We don't have any second earlies this year so I hope our mains do as well as these earlies...

Tuesday, 7 June 2011

Chafer and Beans

Had a Garden Chafer or something similar eating my Broad beans today, after getting i.d. on the bug I returned it to the beans! Just thought I should let him/her have a little munch.....if I find theres 10 of the buggers tomorrow it might be a different story...:)

With this lot of Broad beans I'm testing out the idea of nipping out the tops of Bean plants early on to prevent Blackfly...I don't like extra jobs if they dont actually do anything but its difficult to tell which ones actually work and which don't unless you've tried doing it and not doing it loads of times....... Have nipped out half of our beans and left the others, will see what happens. Ok so its not fully scientific but if one whole row gets Blackfly all over it that must be pretty conclusive?!

P.s. have always nipped out Beans over the last 5 years and have only had one outbreak of Blackfly....but what does that say?? It does seem that getting them in early (in the previous autum) is the best plan for stopping pests though , my Beans even survived last winters -15 spells!

Wednesday, 1 June 2011

Sustainable living page

Thought I should mention, our website has a sustainable living section, some good recipes and stuff + links to some cool stuff...

Selling stuff at the local market

Brilliant, have just had a good day of selling stuff at the local market! We recently joined a co-op in Machynlleth called "Fresh & Local", basically means you don't have to get involved/risk buying a stall, shelving, getting insurance etc and some of your profit goes into running the whole thing. Theres a rota for manning the stall or you can opt out and give an extra percentage of your profit.

Tried out selling a few bags of lettuce leaf and Spinch last week and they sold so tried a bunch more this week and all but one bag sold, so thats a really good extra thing we can sell each week until the season ends. Mostly selling herbs and bits n bobs of vegetabled like Tomato plants, Spinich plants n stuff like that.
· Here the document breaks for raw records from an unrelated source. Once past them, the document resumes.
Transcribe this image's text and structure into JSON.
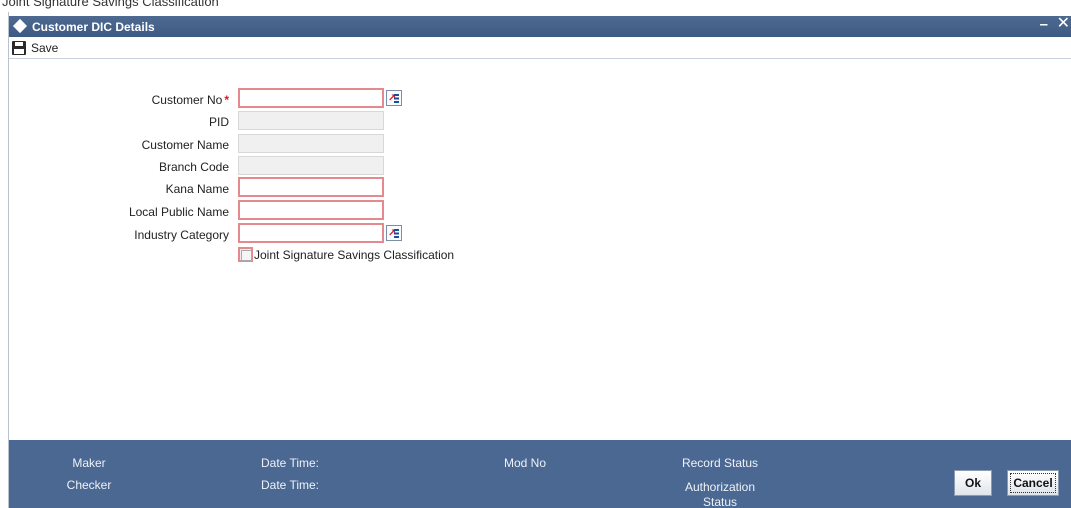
{
  "top_strip": {
    "text": "Joint Signature Savings Classification"
  },
  "window": {
    "title": "Customer DIC Details",
    "minimize": "–",
    "close": "✕"
  },
  "toolbar": {
    "save_label": "Save"
  },
  "form": {
    "customer_no": {
      "label": "Customer No",
      "required_mark": "*",
      "value": ""
    },
    "pid": {
      "label": "PID",
      "value": ""
    },
    "customer_name": {
      "label": "Customer Name",
      "value": ""
    },
    "branch_code": {
      "label": "Branch Code",
      "value": ""
    },
    "kana_name": {
      "label": "Kana Name",
      "value": ""
    },
    "local_public_name": {
      "label": "Local Public Name",
      "value": ""
    },
    "industry_category": {
      "label": "Industry Category",
      "value": ""
    },
    "joint_signature": {
      "label": "Joint Signature Savings Classification",
      "checked": false
    }
  },
  "footer": {
    "maker": "Maker",
    "checker": "Checker",
    "date_time_1": "Date Time:",
    "date_time_2": "Date Time:",
    "mod_no": "Mod No",
    "record_status": "Record Status",
    "authorization_status": "Authorization Status",
    "ok": "Ok",
    "cancel": "Cancel"
  },
  "icons": [
    "diamond-icon",
    "floppy-disk-icon",
    "list-of-values-icon"
  ],
  "colors": {
    "titlebar": "#3d5a83",
    "footer": "#4a6891",
    "required": "#e0161e",
    "active_field_border": "#e48a8e"
  }
}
Hope to start selling a few boxes of eggs pretty soon.

Home made plant feed

Comfrey & Nettle plant feed
Comfrey has high levels of potash and makes an excellent fertiliser for tomato, pepper, cucumber and potato plants.
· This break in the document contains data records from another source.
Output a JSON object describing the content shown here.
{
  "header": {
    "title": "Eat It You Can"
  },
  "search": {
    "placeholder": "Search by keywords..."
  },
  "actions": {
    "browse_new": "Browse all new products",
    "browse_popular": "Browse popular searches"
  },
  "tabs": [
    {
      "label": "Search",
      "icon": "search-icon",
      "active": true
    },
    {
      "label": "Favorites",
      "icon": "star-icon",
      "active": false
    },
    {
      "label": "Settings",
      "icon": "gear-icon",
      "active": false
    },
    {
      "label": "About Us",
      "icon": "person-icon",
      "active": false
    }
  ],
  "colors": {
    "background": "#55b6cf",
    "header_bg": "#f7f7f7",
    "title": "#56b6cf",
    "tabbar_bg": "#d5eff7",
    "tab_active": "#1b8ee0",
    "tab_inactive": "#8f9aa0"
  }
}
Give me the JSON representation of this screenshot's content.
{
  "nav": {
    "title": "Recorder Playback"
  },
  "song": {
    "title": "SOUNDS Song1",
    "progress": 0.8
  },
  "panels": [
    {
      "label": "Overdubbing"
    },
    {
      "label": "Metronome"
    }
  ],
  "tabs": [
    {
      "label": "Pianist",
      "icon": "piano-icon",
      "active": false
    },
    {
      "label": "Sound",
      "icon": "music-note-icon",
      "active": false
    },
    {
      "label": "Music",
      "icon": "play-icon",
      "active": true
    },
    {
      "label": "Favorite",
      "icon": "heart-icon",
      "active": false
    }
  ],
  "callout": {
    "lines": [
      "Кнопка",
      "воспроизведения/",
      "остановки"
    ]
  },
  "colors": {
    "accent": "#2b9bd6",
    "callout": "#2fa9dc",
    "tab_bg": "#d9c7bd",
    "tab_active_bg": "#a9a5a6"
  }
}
Nettles contain lots of Magnesium, Iron, Nitrogen and Sulphur and make a good all round feed. Try to use younger nettles if possible, but its not a big deal if you cant.

Take care is you have close neighbours as its smell is very strong!  Pick a couple of large handfuls  of both nettle and Comfrey leaves and  place them in a container with enough water to cover the leaves.

Cover and let this brew for three or four  weeks in cool weather or two  weeks in hot weather. (Give it a good stir from time to time and you may need to squish the leaves back under the water as well)

Then squeeze the leaves to extract as much juice as possible Strain and dilute 1 part Comfrey tea to 10 parts water.

Use as a foliar feed and soil drench around the plants.

Comfrey leaves can also be chopped up and simply used as a mulch around any plants that require a high potash fertiliser.

* I used to make a seperate nettle soup for other plants, but these days I just add a whole bunch of nettles to the Comfrey mix and seem to get a better general feed mix. Various books have different dilution rates for Comfrey and Nettles, some say 1/20, some say undiluted. It varies quite a lot depending on how long you leave it, potency of given plant, what your feeding etc etc ... I 've never had any plants die on me :)

** These days I usually chop up the leaves with shears, maybe this speeds up the process or allows more of the goodness to release into the soup?

Tan-y-bryn fields vegetable plot

Welcome to our blog

Hi, welcome to our new blog...thought it might be nice to record some of the stuff that we do and which things work and which things don't. :) Our experiment is to try and produce 70%+ of our own food and stuff, quite a tall order really but its fun (most of the time) having a go.

Currently we produce about 1/3 of our vegetables, a small percentage of our fruit, all of our own alcohol, jams, bread, chutney and those kind of things. Since last year we have become self sufficient in fire wood, which is fantastic! Nearly forget our hens, how could I forget Peter, Paul and Hilda?

Scott, Ruth & Chenoa x